In response to the ever-changing and fast-growing arena of medical malpractice law, the General Assembly established the Joint Subcommittee to Study Risk Management Plans for Physicians and Hospitals. The Joint Subcommittee was continued once in 2005, and, in 2006, the General Assembly again continued the Joint Subcommittee and ordered it to report its findings to the Assembly in 2007. This committee was directed to study the effectiveness of the current laws regarding medical malpractice, as well as the feasibility of establishing a multi-jurisdictional pilot health court and, subsequently, a network of health courts throughout the commonwealth. While the findings of this committee drastically may alter the current landscape of medical malpractice law, one thing remains certain: as long as there are health care providers and patients, medical malpractice law will remain.
* Partner, Goodman, Allen & Filetti, P.L.L.C., Glen Allen, Virginia. B.A., 1990, College of William and Mary; J.D., 1995, Dickinson School of Law of the Pennsylvania State University. Ms. McCauley’s practice concentrates on medical malpractice defense, hospital and medical school representation, representation before the Commonwealth of Virginia’s health regulatory boards, general health care risk management, and employment law. In addition to her practice, she is an Assistant Adjunct Professor at the University of Richmond School of Law.
** Associate, Goodman, Allen & Filetti, P.L.L.C., Glen Allen, Virginia. B.A., 2001, Samford University; J.D., 2005, University of Richmond School of Law. Ms. Dews’s practice concentrates on medical malpractice defense, representation before the Commonwealth of Virginia’s health regulatory boards, employment law, and general business matters.
. Id. § 32.1-138(A)(13)â€“(15) (Cum. Supp. 2006) (discussing the rights of nursing home patients); id. § 63.2-1808(A)(18) (Cum. Supp. 2006) (discussing the rights and responsibilities of residents of assisted living facilities).
. For a focused discussion of the discoverability of healthcare provider policies, procedures, and incident reports, see Michael L. Goodman, Kathleen M. McCauley & Suzanne S. Duvall, Annual Survey of Virginia Law: Discovery Divide: Virginia Code Section 8.01-581′s Quality Assurance Privilege and Its Protection of Healthcare Provider Policies and Incident Reports, 39 U. Rich.
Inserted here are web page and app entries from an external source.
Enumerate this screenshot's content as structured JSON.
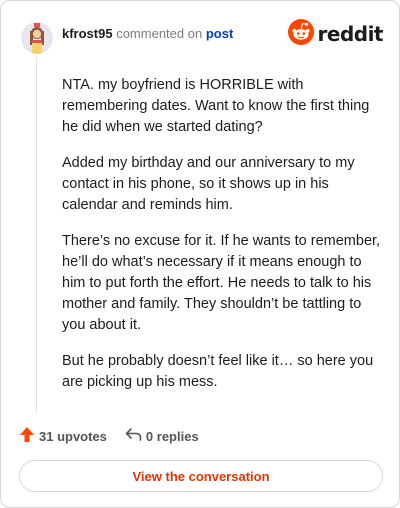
{
  "comment": {
    "username": "kfrost95",
    "action": "commented on",
    "target": "post",
    "paragraphs": [
      "NTA. my boyfriend is HORRIBLE with remembering dates. Want to know the first thing he did when we started dating?",
      "Added my birthday and our anniversary to my contact in his phone, so it shows up in his calendar and reminds him.",
      "There’s no excuse for it. If he wants to remember, he’ll do what’s necessary if it means enough to him to put forth the effort. He needs to talk to his mother and family. They shouldn’t be tattling to you about it.",
      "But he probably doesn’t feel like it… so here you are picking up his mess."
    ]
  },
  "brand": {
    "name": "reddit",
    "color": "#ff4500"
  },
  "stats": {
    "upvotes": "31 upvotes",
    "replies": "0 replies"
  },
  "cta": {
    "label": "View the conversation",
    "color": "#d93900"
  },
  "icons": {
    "avatar": "avatar",
    "logo": "reddit-snoo-icon",
    "upvote": "upvote-arrow-icon",
    "reply": "reply-arrow-icon"
  }
}
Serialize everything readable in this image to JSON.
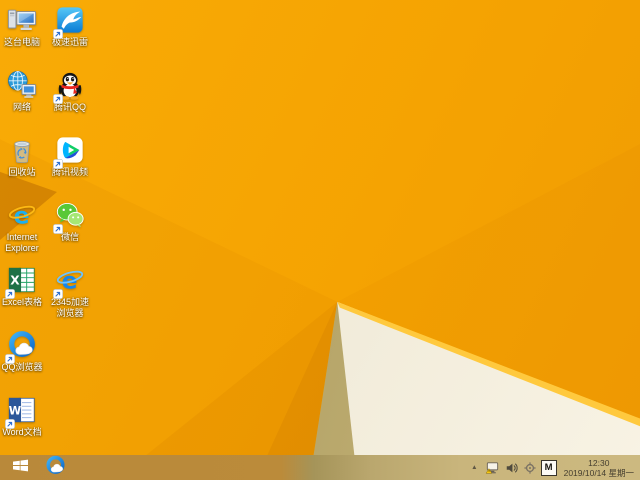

L. Rev. 61 (2004).
. Va. Code Ann. § § 8.01-20.1, -50.1 (Cum. Supp. 2006). Virginia Code section 8.01-50.1 is identical to section 8.01-20.1, but the former section pertains solely to wrongful death actions. See id.
. See Va. Code Ann. § 8.01-401.1 (Repl. Vol. 2000 & Cum. Supp. 2006); see also Tarmac Mid-Atlantic, Inc. v. Smiley Block Co., 250 Va. 161, 166, 458 S.E.2d 462, 465â€“66 (1995) (interpreting Va. Code Ann. § 8.01-401.1 (Repl. Vol. 2000 & Cum. Supp. 2006)).
. See Catherine A.G. Sparkman, Health Policy Issues: Legislating Apology in the Context of Medical Mistakes, 82 AORN J. 263, 264 (2005), available at http://www.aorn. org/journal/2005/aughpi.htm.